So the HO was like this:
• No visual feed for me to connect with the audience
• Imperfect acoustics in a room not really wired for me to clearly hear every question asked (we got round it by repetition)
• The audience was new to remote presentations
• My remote presentation was sandwiched between two real-life ones
Just a week later I had a very similar presentation, with a very similar audience in RL. So I had:
• Flown there especially
• Prepared a presentation backed up by slides and videos
• Required them to be there especially
• Created specific team exercises and games
When talking to corporate audiences I always provide a questionnaire and solicit feedback to gauge how effective was the process for them and what outcomes they took away. What surprised me the most, in this case, was that the imperfectly executed, remote presentation delivered a couple of percentage points higher in audience satisfaction than the way more elaborate, live one.
This is a single example and it’s difficult to draw to many conclusions from it. But it did have me thinking that maybe the reason for the difference, small as it was, lay in the fact that in my HO performance the audience felt more in control. Stripped of the extra layers of metrics that RL presentations are judged by (the clothes of the presenter, the time of the day, the chemistry with some of the audience members, etc) the real value of the HO lay in the content that was being delivered and the way the adversarial conditions were being overcome.
The Semantic Search Question

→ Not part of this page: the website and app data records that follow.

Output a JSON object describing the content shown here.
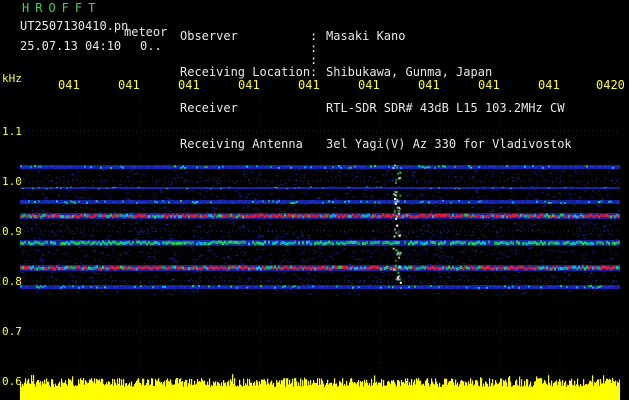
{
  "header": {
    "brand": "HROFFT",
    "filename": "UT2507130410.pn",
    "suffix": "meteor",
    "datetime": "25.07.13 04:10",
    "count": "0..",
    "info": [
      {
        "label": "Observer",
        "value": "Masaki Kano"
      },
      {
        "label": "Receiving Location",
        "value": "Shibukawa, Gunma, Japan"
      },
      {
        "label": "Receiver",
        "value": "RTL-SDR SDR# 43dB L15 103.2MHz CW"
      },
      {
        "label": "Receiving Antenna",
        "value": "3el Yagi(V) Az 330 for Vladivostok"
      }
    ]
  },
  "axis": {
    "unit": "kHz",
    "y_ticks": [
      "1.1",
      "1.0",
      "0.9",
      "0.8",
      "0.7",
      "0.6"
    ],
    "time_ticks": [
      "041",
      "041",
      "041",
      "041",
      "041",
      "041",
      "041",
      "041",
      "041",
      "0420"
    ]
  },
  "colors": {
    "background": "#000000",
    "text_green": "#3cd25a",
    "text_yellow": "#ffff2a",
    "noise_blue": "#1e2fd6",
    "signal_red": "#ff2020",
    "signal_green": "#22e040",
    "level_yellow": "#ffff00"
  }
}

Hangouts on Air, of course, really come into their own when you also consider the impact they have on search. Semantic search looks at the relationship between individuals on the web in order to calculate the relevance of each one and the importance of the content they interact with.
A HOA provides an easy means of generating engagement, creating interaction and citations (for a brand) and generating the kind of footprint that impacts, positively, on search. And that’s before we take into account the benefits that are derived from the speech-to-text interpretation that happens automatically on YouTube and the content mining that Google’s increasingly better understanding of spoken speech, allows.
I have, of late, being working remotely on an increasing basis with corporate clients. It is easier on my sanity, much more cost-effective for the client as they do not need to pay my expenses and they lose less working time from their stuff who access the HOA either individually, at their desks or in a room, together (when their location allows it). I am keeping a close eye on the results. As data accumulates I will know if the learning outcomes are the same as with live events.
In the meantime, Hangouts On Air, should feature prominently in your marketing horizon and should start to be factored in your plans for building brand equity and finding an audience.